I learned this lesson the hard way by being a bit of a rescuer, especially with my romantic partners, until I finally dropped the Supergirl act and began the job of rescuing myself. Subconsciously, I took on responsibility for my partner at the time, as he felt wounded and bruised from a former relationship. This was an ingrained unconscious belief that suddenly reared its head and created havoc in the relationship.
Yes, he was lazy — but no one forced me to act as his rescuer. Even a little angry. Deep down inside, I wanted him to give me what I had given him. The relationship ended just before I entered my thirties. Over the next couple of years, every man that crossed my path was wounded and still grieving a past emotional experience. His emotional toxicity oozed out of every pore, in his every action and word.
I felt his pain and had an immense amount of empathy for him, but he emotionally floored me within the first four weeks of dating and, after he dropped into conversation that I was making him feel suicidal, we came to an end. I needed to protect myself. In the weeks that followed, I felt stunned and shaken but a slow truth emerged.

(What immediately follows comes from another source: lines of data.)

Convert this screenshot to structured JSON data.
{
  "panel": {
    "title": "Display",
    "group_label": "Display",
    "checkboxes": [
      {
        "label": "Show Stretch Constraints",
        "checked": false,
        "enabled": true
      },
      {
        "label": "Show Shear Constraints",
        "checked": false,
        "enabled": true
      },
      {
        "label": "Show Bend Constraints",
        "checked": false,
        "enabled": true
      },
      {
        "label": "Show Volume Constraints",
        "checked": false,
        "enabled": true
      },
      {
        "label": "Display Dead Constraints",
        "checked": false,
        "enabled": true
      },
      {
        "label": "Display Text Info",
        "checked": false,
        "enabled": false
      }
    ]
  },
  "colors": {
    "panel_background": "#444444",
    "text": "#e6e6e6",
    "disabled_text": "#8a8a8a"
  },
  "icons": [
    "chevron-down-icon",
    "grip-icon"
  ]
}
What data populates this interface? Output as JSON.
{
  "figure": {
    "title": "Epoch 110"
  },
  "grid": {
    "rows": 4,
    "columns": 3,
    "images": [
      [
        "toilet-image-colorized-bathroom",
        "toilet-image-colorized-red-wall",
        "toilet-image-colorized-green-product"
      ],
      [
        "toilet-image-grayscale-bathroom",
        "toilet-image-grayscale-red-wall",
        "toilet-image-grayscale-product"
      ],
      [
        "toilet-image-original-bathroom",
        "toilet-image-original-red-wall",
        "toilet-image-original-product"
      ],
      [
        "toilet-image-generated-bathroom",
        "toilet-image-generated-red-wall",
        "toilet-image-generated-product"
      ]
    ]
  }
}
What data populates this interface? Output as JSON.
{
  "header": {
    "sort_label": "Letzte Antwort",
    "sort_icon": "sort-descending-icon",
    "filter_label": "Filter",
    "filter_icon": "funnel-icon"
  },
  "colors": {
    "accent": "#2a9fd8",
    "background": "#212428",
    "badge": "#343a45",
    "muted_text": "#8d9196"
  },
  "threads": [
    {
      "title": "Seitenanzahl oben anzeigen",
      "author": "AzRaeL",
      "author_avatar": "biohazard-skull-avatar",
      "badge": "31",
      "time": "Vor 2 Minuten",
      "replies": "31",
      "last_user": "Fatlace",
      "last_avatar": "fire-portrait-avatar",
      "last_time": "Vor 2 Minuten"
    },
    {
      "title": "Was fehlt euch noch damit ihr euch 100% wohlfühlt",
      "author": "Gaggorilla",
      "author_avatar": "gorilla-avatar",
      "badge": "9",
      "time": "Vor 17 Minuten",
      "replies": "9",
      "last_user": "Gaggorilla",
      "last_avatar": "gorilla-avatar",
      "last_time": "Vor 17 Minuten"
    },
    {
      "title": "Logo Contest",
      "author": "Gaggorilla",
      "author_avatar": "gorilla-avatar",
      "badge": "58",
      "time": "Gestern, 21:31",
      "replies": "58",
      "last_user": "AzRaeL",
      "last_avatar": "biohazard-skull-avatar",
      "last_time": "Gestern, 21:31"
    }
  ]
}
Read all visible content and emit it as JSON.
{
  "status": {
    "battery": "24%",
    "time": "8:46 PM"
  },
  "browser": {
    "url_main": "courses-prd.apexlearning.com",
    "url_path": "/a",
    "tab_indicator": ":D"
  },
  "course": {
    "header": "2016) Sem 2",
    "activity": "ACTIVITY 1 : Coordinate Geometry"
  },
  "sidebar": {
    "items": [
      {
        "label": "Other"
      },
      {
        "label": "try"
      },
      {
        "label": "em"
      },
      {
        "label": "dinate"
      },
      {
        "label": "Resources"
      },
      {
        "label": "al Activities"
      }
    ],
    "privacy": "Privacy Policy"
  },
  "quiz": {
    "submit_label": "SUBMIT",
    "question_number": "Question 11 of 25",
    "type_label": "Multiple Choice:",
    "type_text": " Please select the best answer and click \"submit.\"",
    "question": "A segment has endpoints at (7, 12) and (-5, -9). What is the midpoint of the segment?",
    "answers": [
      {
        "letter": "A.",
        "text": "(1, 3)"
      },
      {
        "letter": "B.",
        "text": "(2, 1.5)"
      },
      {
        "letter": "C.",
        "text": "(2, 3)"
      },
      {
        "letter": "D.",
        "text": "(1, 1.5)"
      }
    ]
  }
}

I had my light bulb moment and absolutely saw the light. I needed to stop trying to have relationships with emotionally broken men and start having a decent relationship with myself.